Cyber wrap
2 Aug 2017|

It’s been a big week in cybersecurity. The twin giants of #infosec conferences, Black Hat and DEF CON, has just wrapped up in Las Vegas, and a DefCon Beijing beta event has been announced. The show-stealer was the open challenge, in which five different types of voting booths were left in a room for DEF CON attendees as a challenge. The first booth was hacked after 90 minutes, and the exercise demonstrated a number of poor security procedures, such as the default administrator passwords for the booths being unchanged and available online. They were not able to change votes, however. For a great write-up of the other keynote events and lectures, see here. In equally momentous news, yesterday marked the fourth anniversary of the launch of ASPI’s International Cyber Policy Center. Happy birthday, @ASPI_ICPC!

Russia has taken steps to pass a law that will ban the use of virtual private networks (VPNs) and other anonymisation technologies in the country. It will enter into force on 1 November 2017. Other legislation is set to come in early next year that will force messaging app companies to identify users by phone numbers by 1 January 2018. Edward Snowden, ex-NSA ‘whistleblower’ (and current Moscow resident), has publicly criticised the ban on VPNs, and noted it’s the second of such bans this week, with Apple reportedly removing VPN apps from its App Store in the Chinese market. While the exact cause of the removal was initially unclear, Apple has since released a relatively short statement taking responsibility for the removals, saying that the VPNs were not licensed under Chinese law. More than 60 VPNs have been affected so far.

Singapore’s privacy commission has proposed changes to the country’s personal data protection laws to provide mandatory data breach notification. Data breaches have remained topical elsewhere in the world, as Sweden’s nationwide motor registry data breach crisis has claimed the jobs of two Swedish ministers, Interior Minister Andres Ygeman and Infrastructure Minister Anna Johansson, and has saddled the prime minister with the possibility of facing a vote of no confidence. Data breaches have affected television as well. HBO’s internal databases were breached (again) and 1.5 terabytes of data exfiltrated. It’s not clear whether the data includes yet-unreleased episodes from season 7 of the hit TV show Game of Thrones, but written material from next week’s fourth episode has been released online.

Elon Musk and Mark Zuckerberg have had a public disagreement about whether we should welcome or fear our new artificial intelligence (AI) ‘overlords’. While Zuckerberg has described Musk’s concerns of an AI-led apocalypse as ‘irresponsible’, Musk has fired back that Zuckerberg’s understanding of the subject is ‘limited’. Commentators have suggested that it’s more about a difference of time scales, or a difference of branding, than a difference of opinion. In what might be a point for Musk, Facebook has gone back to the drawing board on one of its AI projects after two chatbots in the projects began communicating in their own language consisting of shorthand English strung together nonsensically, to humans at least.
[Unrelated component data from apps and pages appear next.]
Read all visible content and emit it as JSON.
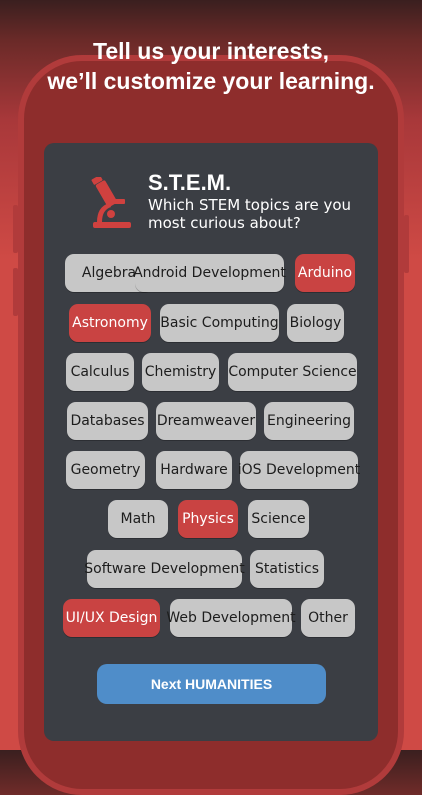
{
  "headline": {
    "line1": "Tell us your interests,",
    "line2": "we’ll customize your learning."
  },
  "colors": {
    "background_red": "#cf4a45",
    "card": "#3b3e44",
    "chip": "#c7c7c7",
    "chip_selected": "#c94342",
    "button": "#4f8dc9"
  },
  "category": {
    "icon": "microscope-icon",
    "title": "S.T.E.M.",
    "question": "Which STEM topics are you most curious about?"
  },
  "topics": [
    {
      "label": "Algebra",
      "selected": false
    },
    {
      "label": "Android Development",
      "selected": false
    },
    {
      "label": "Arduino",
      "selected": true
    },
    {
      "label": "Astronomy",
      "selected": true
    },
    {
      "label": "Basic Computing",
      "selected": false
    },
    {
      "label": "Biology",
      "selected": false
    },
    {
      "label": "Calculus",
      "selected": false
    },
    {
      "label": "Chemistry",
      "selected": false
    },
    {
      "label": "Computer Science",
      "selected": false
    },
    {
      "label": "Databases",
      "selected": false
    },
    {
      "label": "Dreamweaver",
      "selected": false
    },
    {
      "label": "Engineering",
      "selected": false
    },
    {
      "label": "Geometry",
      "selected": false
    },
    {
      "label": "Hardware",
      "selected": false
    },
    {
      "label": "iOS Development",
      "selected": false
    },
    {
      "label": "Math",
      "selected": false
    },
    {
      "label": "Physics",
      "selected": true
    },
    {
      "label": "Science",
      "selected": false
    },
    {
      "label": "Software Development",
      "selected": false
    },
    {
      "label": "Statistics",
      "selected": false
    },
    {
      "label": "UI/UX Design",
      "selected": true
    },
    {
      "label": "Web Development",
      "selected": false
    },
    {
      "label": "Other",
      "selected": false
    }
  ],
  "next_button": {
    "label": "Next HUMANITIES"
  }
}
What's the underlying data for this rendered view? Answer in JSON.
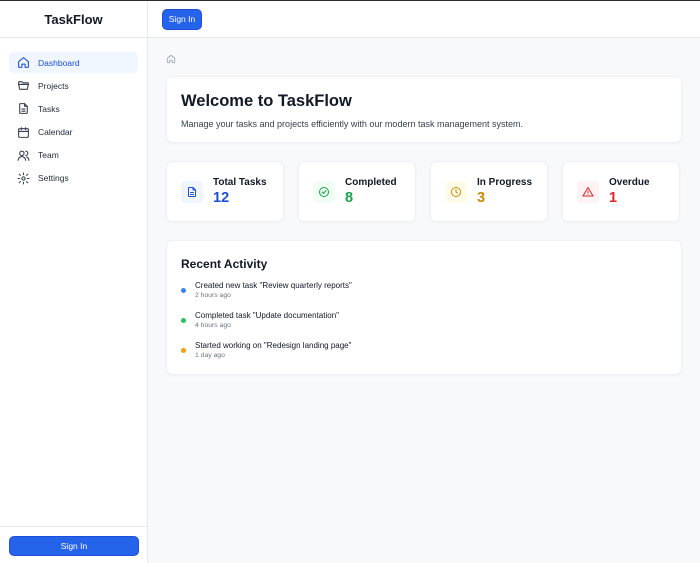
{
  "brand": "TaskFlow",
  "header": {
    "signin_label": "Sign In"
  },
  "sidebar": {
    "items": [
      {
        "label": "Dashboard",
        "icon": "home-icon",
        "active": true
      },
      {
        "label": "Projects",
        "icon": "folder-icon"
      },
      {
        "label": "Tasks",
        "icon": "file-icon"
      },
      {
        "label": "Calendar",
        "icon": "calendar-icon"
      },
      {
        "label": "Team",
        "icon": "users-icon"
      },
      {
        "label": "Settings",
        "icon": "gear-icon"
      }
    ],
    "signin_label": "Sign In"
  },
  "main": {
    "welcome": {
      "title": "Welcome to TaskFlow",
      "subtitle": "Manage your tasks and projects efficiently with our modern task management system."
    },
    "stats": [
      {
        "label": "Total Tasks",
        "value": "12",
        "icon": "document-icon",
        "color": "#1d4ed8",
        "bg": "#eff6ff"
      },
      {
        "label": "Completed",
        "value": "8",
        "icon": "check-circle-icon",
        "color": "#16a34a",
        "bg": "#f0fdf4"
      },
      {
        "label": "In Progress",
        "value": "3",
        "icon": "clock-icon",
        "color": "#ca8a04",
        "bg": "#fefce8"
      },
      {
        "label": "Overdue",
        "value": "1",
        "icon": "warning-icon",
        "color": "#dc2626",
        "bg": "#fef2f2"
      }
    ],
    "activity": {
      "title": "Recent Activity",
      "items": [
        {
          "text": "Created new task \"Review quarterly reports\"",
          "time": "2 hours ago",
          "color": "#3b82f6"
        },
        {
          "text": "Completed task \"Update documentation\"",
          "time": "4 hours ago",
          "color": "#22c55e"
        },
        {
          "text": "Started working on \"Redesign landing page\"",
          "time": "1 day ago",
          "color": "#f59e0b"
        }
      ]
    }
  }
}
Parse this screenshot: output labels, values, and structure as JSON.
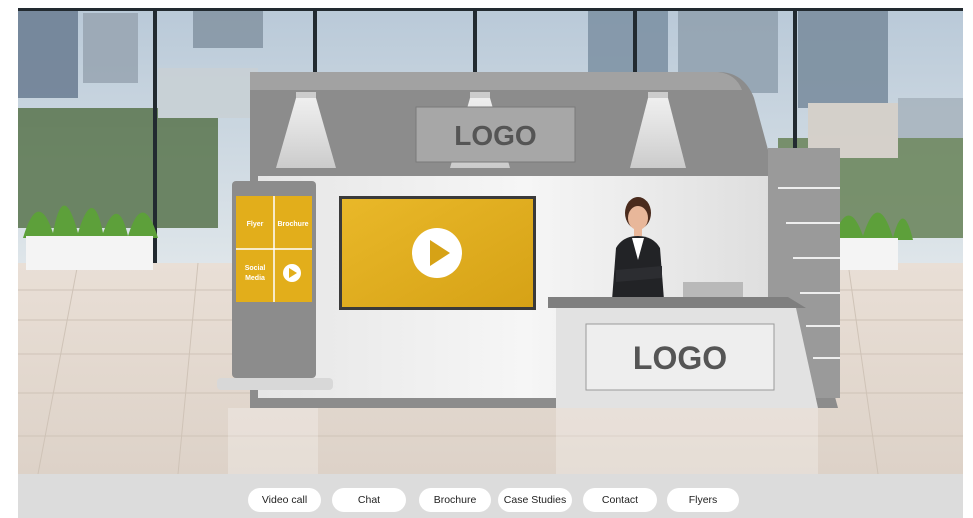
{
  "booth": {
    "header_logo": "LOGO",
    "counter_logo": "LOGO"
  },
  "kiosk": {
    "flyer": "Flyer",
    "brochure": "Brochure",
    "social_media_line1": "Social",
    "social_media_line2": "Media"
  },
  "toolbar": {
    "video_call": "Video call",
    "chat": "Chat",
    "brochure": "Brochure",
    "case_studies": "Case Studies",
    "contact": "Contact",
    "flyers": "Flyers"
  },
  "colors": {
    "accent": "#E2AE1B",
    "booth_gray": "#8C8C8C",
    "toolbar_bg": "#DCDCDC"
  }
}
A New York Times piece has outlined how China is aiming to become a leader in AI technology research and development by 2030, and how its spending billions of dollars to foster innovation. By contrast, the US has yet to create a national strategy for continued innovation in AI. There are programs and projects no doubt, like this week’s announcement that the US Air Force is looking at using AI to monitor Twitter and social media networks, but there’s an increasing risk that the US might find itself on the wrong side of the innovation offset.

Innovation remains high on the agenda for the Australian government. The Digital Transformation Agency and the Australian Public Service Commission are currently looking to find and place 250 cadets and apprentices in Australian government agencies to start off their brilliant careers in IT. On the senior side of the career spectrum, the Department of Defence’s chief information officer, Peter Lawrence, has come to the end of his five-year term after steering the department through a number of major programs and reforms. The Australian Communications and Media Authority will be conducting a review of the NBN and its 21 contractors and subcontractors by compelling all of the companies involved to provide data about why the NBN has been underperforming. And the South Australian government is allegedly introducing laws that would compel child exploitation website operators to provide their passwords so that law enforcement can access personal data held in their computers or personal clouds. The news has ignited some concern, though details remain scarce.

Adobe is killing off its Flash media player by 2020. Most have speculated that the reason for the closure is security, as Flash has been an infamous (and growing) source of many critical vulnerabilities. The move has been long predicted, as the functions that Flash provided have largely been replaced by the more secure and well-developed standards. Several major tech companies, including Microsoft, Facebook, Apple, Google and Mozilla have laid out roadmaps for how they’ll be moving on from Flash, and it looks like the change won’t be a big deal.

It’s been a good week for any ‘mooches’ looking for some free but good anti-virus software. Cybersecurity company ESET is offering a free 12-month subscription to its internet security service in partnership with PC Tech Authority Australia; it’s available here. Similarly, Kaspersky has begun offering a free version of its anti-virus software. In addition to improving the baseline security of users, one of the reasons the company is offering the software for free is that free installs of the software that encounter malware will provide more data points to improve Kaspersky’s threat-intelligence machine-learning systems.